Aram’s many business ventures include the tropical forestry management company, Maderas Sostenibles, and Guayacan, a prefabricated wood home company. Throughout his work in the sustainable forestry field, Aram is creating a higher demand for forest products that are better for the climate, the local communities dependent on tropical wood, and the many animals relying on forests for habitat.
“So to me, it’s about making a consumer for this very special wood, which is, you know, can be looked at as low grade or you know, it has more knots, it has more sap… it’s a very complicated process where we have to design and market products that consume this plantation wood.”
Support Sustainable Forestry
- Buy Wood: As Aram mentioned in his podcast episode, the demand for forest products and ethically produced wood needs to stay high so the business case for reforestation remains strong. So, buy wood! Sustainable wood, of course. Check out the Masaya site or even FSC Certified products to make an impact.
- Know Your Forests: A great way to be involved in your own local ecosystem or land is to get to know your trees! Spend some time in nature whether it’s your own backyard or during a trip abroad. If you’re in a national park, ask the rangers questions about how the forest is protected, how they work with the land to capture carbon, and whether they allow logging.
- Question Everything: Speaking of questions, ask your favorite furniture brands where their wood is from. If it’s not being reforested, maybe align your values with sustainable furniture companies like Masaya that’s making a real difference in the global health of our shared forests.
- Check out Certifications: As we well know, certifications aren’t everything and they are far from perfect. But if you’re unable to find a brand equivalent to Masaya for each product you buy that’s derived from wood or wood pulp, look for a certification like Fair Trade, FSC, or SFI.
- Use Ecosia: Did you know there’s a search engine that plants trees?
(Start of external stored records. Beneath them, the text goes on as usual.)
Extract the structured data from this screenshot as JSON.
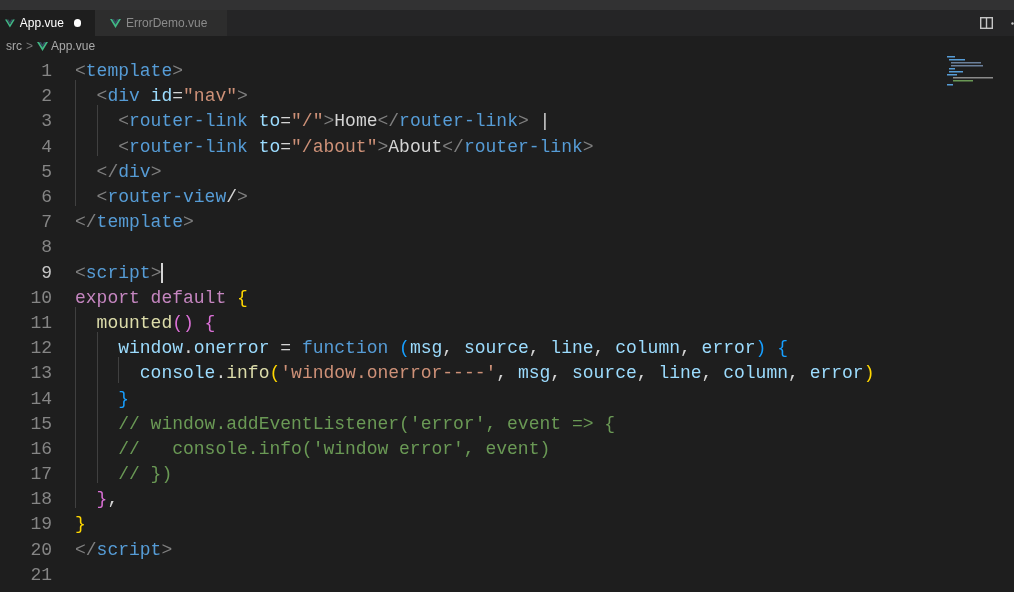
{
  "tabs": [
    {
      "label": "App.vue",
      "selected": true,
      "dirty": true
    },
    {
      "label": "ErrorDemo.vue",
      "selected": false,
      "dirty": false
    }
  ],
  "breadcrumb": {
    "folder": "src",
    "separator": ">",
    "file": "App.vue"
  },
  "editor": {
    "lines": [
      {
        "number": "1",
        "active": false,
        "tokens": [
          {
            "kind": "punct",
            "text": "<"
          },
          {
            "kind": "tag",
            "text": "template"
          },
          {
            "kind": "punct",
            "text": ">"
          }
        ]
      },
      {
        "number": "2",
        "active": false,
        "tokens": [
          {
            "kind": "punct",
            "text": "  <"
          },
          {
            "kind": "tag",
            "text": "div"
          },
          {
            "kind": "attr",
            "text": " id"
          },
          {
            "kind": "text",
            "text": "="
          },
          {
            "kind": "string",
            "text": "\"nav\""
          },
          {
            "kind": "punct",
            "text": ">"
          }
        ]
      },
      {
        "number": "3",
        "active": false,
        "tokens": [
          {
            "kind": "punct",
            "text": "    <"
          },
          {
            "kind": "tag",
            "text": "router-link"
          },
          {
            "kind": "attr",
            "text": " to"
          },
          {
            "kind": "text",
            "text": "="
          },
          {
            "kind": "string",
            "text": "\"/\""
          },
          {
            "kind": "punct",
            "text": ">"
          },
          {
            "kind": "text",
            "text": "Home"
          },
          {
            "kind": "punct",
            "text": "</"
          },
          {
            "kind": "tag",
            "text": "router-link"
          },
          {
            "kind": "punct",
            "text": ">"
          },
          {
            "kind": "text",
            "text": " |"
          }
        ]
      },
      {
        "number": "4",
        "active": false,
        "tokens": [
          {
            "kind": "punct",
            "text": "    <"
          },
          {
            "kind": "tag",
            "text": "router-link"
          },
          {
            "kind": "attr",
            "text": " to"
          },
          {
            "kind": "text",
            "text": "="
          },
          {
            "kind": "string",
            "text": "\"/about\""
          },
          {
            "kind": "punct",
            "text": ">"
          },
          {
            "kind": "text",
            "text": "About"
          },
          {
            "kind": "punct",
            "text": "</"
          },
          {
            "kind": "tag",
            "text": "router-link"
          },
          {
            "kind": "punct",
            "text": ">"
          }
        ]
      },
      {
        "number": "5",
        "active": false,
        "tokens": [
          {
            "kind": "punct",
            "text": "  </"
          },
          {
            "kind": "tag",
            "text": "div"
          },
          {
            "kind": "punct",
            "text": ">"
          }
        ]
      },
      {
        "number": "6",
        "active": false,
        "tokens": [
          {
            "kind": "punct",
            "text": "  <"
          },
          {
            "kind": "tag",
            "text": "router-view"
          },
          {
            "kind": "text",
            "text": "/"
          },
          {
            "kind": "punct",
            "text": ">"
          }
        ]
      },
      {
        "number": "7",
        "active": false,
        "tokens": [
          {
            "kind": "punct",
            "text": "</"
          },
          {
            "kind": "tag",
            "text": "template"
          },
          {
            "kind": "punct",
            "text": ">"
          }
        ]
      },
      {
        "number": "8",
        "active": false
      },
      {
        "number": "9",
        "active": true,
        "tokens": [
          {
            "kind": "punct",
            "text": "<"
          },
          {
            "kind": "tag",
            "text": "script"
          },
          {
            "kind": "punct",
            "text": ">"
          }
        ]
      },
      {
        "number": "10",
        "active": false,
        "tokens": [
          {
            "kind": "keyword",
            "text": "export default"
          },
          {
            "kind": "brace1",
            "text": " {"
          }
        ]
      },
      {
        "number": "11",
        "active": false,
        "tokens": [
          {
            "kind": "function",
            "text": "  mounted"
          },
          {
            "kind": "brace2",
            "text": "() {"
          }
        ]
      },
      {
        "number": "12",
        "active": false,
        "tokens": [
          {
            "kind": "variable",
            "text": "    window"
          },
          {
            "kind": "text",
            "text": "."
          },
          {
            "kind": "variable",
            "text": "onerror"
          },
          {
            "kind": "text",
            "text": " = "
          },
          {
            "kind": "storage",
            "text": "function"
          },
          {
            "kind": "brace3",
            "text": " ("
          },
          {
            "kind": "variable",
            "text": "msg"
          },
          {
            "kind": "text",
            "text": ", "
          },
          {
            "kind": "variable",
            "text": "source"
          },
          {
            "kind": "text",
            "text": ", "
          },
          {
            "kind": "variable",
            "text": "line"
          },
          {
            "kind": "text",
            "text": ", "
          },
          {
            "kind": "variable",
            "text": "column"
          },
          {
            "kind": "text",
            "text": ", "
          },
          {
            "kind": "variable",
            "text": "error"
          },
          {
            "kind": "brace3",
            "text": ") {"
          }
        ]
      },
      {
        "number": "13",
        "active": false,
        "tokens": [
          {
            "kind": "variable",
            "text": "      console"
          },
          {
            "kind": "text",
            "text": "."
          },
          {
            "kind": "function",
            "text": "info"
          },
          {
            "kind": "brace1",
            "text": "("
          },
          {
            "kind": "string",
            "text": "'window.onerror----'"
          },
          {
            "kind": "text",
            "text": ", "
          },
          {
            "kind": "variable",
            "text": "msg"
          },
          {
            "kind": "text",
            "text": ", "
          },
          {
            "kind": "variable",
            "text": "source"
          },
          {
            "kind": "text",
            "text": ", "
          },
          {
            "kind": "variable",
            "text": "line"
          },
          {
            "kind": "text",
            "text": ", "
          },
          {
            "kind": "variable",
            "text": "column"
          },
          {
            "kind": "text",
            "text": ", "
          },
          {
            "kind": "variable",
            "text": "error"
          },
          {
            "kind": "brace1",
            "text": ")"
          }
        ]
      },
      {
        "number": "14",
        "active": false,
        "tokens": [
          {
            "kind": "brace3",
            "text": "    }"
          }
        ]
      },
      {
        "number": "15",
        "active": false,
        "tokens": [
          {
            "kind": "comment",
            "text": "    // window.addEventListener('error', event => {"
          }
        ]
      },
      {
        "number": "16",
        "active": false,
        "tokens": [
          {
            "kind": "comment",
            "text": "    //   console.info('window error', event)"
          }
        ]
      },
      {
        "number": "17",
        "active": false,
        "tokens": [
          {
            "kind": "comment",
            "text": "    // })"
          }
        ]
      },
      {
        "number": "18",
        "active": false,
        "tokens": [
          {
            "kind": "brace2",
            "text": "  }"
          },
          {
            "kind": "text",
            "text": ","
          }
        ]
      },
      {
        "number": "19",
        "active": false,
        "tokens": [
          {
            "kind": "brace1",
            "text": "}"
          }
        ]
      },
      {
        "number": "20",
        "active": false,
        "tokens": [
          {
            "kind": "punct",
            "text": "</"
          },
          {
            "kind": "tag",
            "text": "script"
          },
          {
            "kind": "punct",
            "text": ">"
          }
        ]
      },
      {
        "number": "21",
        "active": false
      }
    ]
  }
}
Ecosia is a great way to help support reforestation projects around the world, all while going about your normal searching habits online!
Closing: The Material of the Future: Wood?
Humankind has been using wood for ages and ages, so it’s a relatively simple but impactful decision to use wood more intentionally as a building material and in furniture design. Sustainable forestry and reforestation efforts are critical aspects of land management moving forward. Without ethical treatment of these resources, the resource will no longer be renewable and climate change will wreak havoc on the planet.
Supporting sustainable forestry might seem impossible for the everyday consumer, but it’s absolutely connected to our individual purchasing decisions from furniture to paper products, and even homes!
Additional Resources & Links Mentioned from the Episode:
- Masaya & Co on Instagram and Made Trade
- Maderas Sostenibles and Guayacan, Aram’s other ventures
- Taking Root
Content Manager & Writer, Grow Ensemble
Jacqueline is a mission-driven freelance writer living in Nashville, TN. She graduated from Dickinson College with a degree in Environmental Studies and a certificate in Social Innovation & Entrepreneurship. Prior to being a freelancer, she worked in the nonprofit world in Washington D.C. for Ashoka and the National Building Museum.
Jacqueline enjoys hiking with her rescue dog, finding craft breweries, and traveling the globe in search of plant-based eats.